|International Classification||H01H73/14, H01H71/46, H01H73/30|
|Cooperative Classification||H01H73/30, H01H71/46, H01H73/14|

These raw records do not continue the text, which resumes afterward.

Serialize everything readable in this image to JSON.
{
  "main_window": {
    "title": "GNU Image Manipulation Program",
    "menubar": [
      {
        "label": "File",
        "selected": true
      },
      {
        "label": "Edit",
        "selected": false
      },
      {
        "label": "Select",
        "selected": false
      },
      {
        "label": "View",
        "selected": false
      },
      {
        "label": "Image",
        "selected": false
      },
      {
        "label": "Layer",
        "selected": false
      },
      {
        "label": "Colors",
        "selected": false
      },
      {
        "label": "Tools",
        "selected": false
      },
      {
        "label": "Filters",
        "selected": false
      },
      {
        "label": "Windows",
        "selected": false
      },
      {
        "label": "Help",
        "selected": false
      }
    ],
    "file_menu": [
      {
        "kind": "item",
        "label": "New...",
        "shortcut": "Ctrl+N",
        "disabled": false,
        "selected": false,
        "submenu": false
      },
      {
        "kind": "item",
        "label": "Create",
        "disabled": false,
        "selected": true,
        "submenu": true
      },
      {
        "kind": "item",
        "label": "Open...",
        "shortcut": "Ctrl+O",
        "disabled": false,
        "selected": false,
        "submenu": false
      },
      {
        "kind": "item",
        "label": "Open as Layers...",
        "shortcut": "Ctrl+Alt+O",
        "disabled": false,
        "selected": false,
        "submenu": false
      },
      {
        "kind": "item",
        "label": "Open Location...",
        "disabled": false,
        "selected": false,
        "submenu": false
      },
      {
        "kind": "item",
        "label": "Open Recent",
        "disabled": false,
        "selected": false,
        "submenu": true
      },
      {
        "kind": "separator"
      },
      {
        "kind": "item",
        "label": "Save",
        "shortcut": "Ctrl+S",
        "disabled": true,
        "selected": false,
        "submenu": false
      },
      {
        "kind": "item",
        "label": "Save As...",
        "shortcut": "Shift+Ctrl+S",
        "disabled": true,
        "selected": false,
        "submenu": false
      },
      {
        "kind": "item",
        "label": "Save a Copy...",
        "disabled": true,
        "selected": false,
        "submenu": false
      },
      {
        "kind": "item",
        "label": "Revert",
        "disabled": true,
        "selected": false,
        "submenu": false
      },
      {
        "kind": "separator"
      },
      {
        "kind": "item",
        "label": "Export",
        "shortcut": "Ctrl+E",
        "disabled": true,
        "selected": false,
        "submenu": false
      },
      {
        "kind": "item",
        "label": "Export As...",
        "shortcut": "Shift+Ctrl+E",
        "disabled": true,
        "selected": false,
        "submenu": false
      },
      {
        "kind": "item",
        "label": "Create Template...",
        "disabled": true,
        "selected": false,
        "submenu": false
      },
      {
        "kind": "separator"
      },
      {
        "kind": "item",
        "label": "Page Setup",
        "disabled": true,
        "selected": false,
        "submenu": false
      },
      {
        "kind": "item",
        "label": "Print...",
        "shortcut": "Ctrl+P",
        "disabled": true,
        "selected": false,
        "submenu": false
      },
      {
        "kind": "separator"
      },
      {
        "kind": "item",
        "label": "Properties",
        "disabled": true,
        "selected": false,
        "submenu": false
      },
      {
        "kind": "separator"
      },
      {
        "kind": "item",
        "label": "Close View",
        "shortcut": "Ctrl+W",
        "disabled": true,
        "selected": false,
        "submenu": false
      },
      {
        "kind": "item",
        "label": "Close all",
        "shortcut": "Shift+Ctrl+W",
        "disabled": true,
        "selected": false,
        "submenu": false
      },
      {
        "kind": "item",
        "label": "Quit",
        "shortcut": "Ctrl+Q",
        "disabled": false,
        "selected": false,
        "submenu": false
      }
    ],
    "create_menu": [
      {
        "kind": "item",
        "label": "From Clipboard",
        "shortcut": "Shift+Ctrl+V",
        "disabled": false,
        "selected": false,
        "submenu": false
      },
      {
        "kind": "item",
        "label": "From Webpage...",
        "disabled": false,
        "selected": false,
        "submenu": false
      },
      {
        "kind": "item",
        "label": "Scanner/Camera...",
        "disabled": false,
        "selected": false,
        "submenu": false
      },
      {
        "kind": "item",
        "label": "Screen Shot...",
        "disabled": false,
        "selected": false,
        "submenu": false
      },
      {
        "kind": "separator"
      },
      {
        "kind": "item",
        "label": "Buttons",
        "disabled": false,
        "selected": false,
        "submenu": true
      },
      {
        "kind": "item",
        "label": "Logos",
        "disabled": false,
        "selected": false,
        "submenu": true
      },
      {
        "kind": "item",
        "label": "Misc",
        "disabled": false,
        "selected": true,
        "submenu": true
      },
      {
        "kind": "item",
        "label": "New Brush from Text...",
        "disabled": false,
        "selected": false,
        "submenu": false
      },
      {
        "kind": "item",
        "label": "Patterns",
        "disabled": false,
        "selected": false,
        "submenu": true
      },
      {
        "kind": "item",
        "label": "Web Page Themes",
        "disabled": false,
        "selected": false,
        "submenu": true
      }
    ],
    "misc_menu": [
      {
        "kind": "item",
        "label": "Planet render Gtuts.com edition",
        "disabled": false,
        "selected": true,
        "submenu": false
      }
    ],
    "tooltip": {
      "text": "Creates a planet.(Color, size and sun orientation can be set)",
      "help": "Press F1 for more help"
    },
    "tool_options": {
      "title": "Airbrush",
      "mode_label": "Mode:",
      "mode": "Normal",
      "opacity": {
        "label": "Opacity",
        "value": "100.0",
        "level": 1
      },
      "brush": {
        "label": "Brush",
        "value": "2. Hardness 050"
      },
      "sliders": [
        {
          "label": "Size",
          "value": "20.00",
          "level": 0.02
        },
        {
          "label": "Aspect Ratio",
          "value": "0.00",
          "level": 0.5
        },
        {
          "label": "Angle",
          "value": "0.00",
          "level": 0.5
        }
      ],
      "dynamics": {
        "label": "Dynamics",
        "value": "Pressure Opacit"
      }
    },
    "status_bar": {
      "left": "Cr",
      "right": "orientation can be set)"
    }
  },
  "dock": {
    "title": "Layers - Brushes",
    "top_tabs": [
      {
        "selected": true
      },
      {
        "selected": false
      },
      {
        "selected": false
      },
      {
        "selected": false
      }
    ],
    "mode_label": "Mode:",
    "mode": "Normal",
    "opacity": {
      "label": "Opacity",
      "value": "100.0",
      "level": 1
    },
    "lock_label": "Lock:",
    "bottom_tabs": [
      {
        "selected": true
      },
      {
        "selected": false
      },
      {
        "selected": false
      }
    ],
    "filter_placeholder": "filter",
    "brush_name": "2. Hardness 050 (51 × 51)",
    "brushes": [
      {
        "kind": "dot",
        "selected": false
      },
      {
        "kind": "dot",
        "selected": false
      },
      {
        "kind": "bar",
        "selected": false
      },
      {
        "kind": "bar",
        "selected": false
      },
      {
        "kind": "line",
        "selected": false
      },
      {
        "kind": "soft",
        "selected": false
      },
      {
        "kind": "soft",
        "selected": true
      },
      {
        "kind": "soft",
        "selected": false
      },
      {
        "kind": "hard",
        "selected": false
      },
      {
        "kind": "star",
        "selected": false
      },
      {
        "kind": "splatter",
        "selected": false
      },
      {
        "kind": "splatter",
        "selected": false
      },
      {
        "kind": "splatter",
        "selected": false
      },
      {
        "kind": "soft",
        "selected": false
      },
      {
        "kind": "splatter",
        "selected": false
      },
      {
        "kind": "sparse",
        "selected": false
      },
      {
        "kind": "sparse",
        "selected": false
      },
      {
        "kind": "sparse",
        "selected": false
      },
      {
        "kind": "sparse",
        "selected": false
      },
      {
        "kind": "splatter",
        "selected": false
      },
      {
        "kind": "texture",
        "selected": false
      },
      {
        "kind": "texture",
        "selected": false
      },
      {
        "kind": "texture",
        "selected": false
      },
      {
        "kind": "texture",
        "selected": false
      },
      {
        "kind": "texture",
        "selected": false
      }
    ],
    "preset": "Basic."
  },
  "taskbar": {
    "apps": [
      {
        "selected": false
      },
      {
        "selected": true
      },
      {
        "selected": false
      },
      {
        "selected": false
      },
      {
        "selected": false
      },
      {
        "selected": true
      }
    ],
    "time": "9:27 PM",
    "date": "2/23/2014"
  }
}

|European Classification||H01H71/46, H01H73/14, H01H73/30|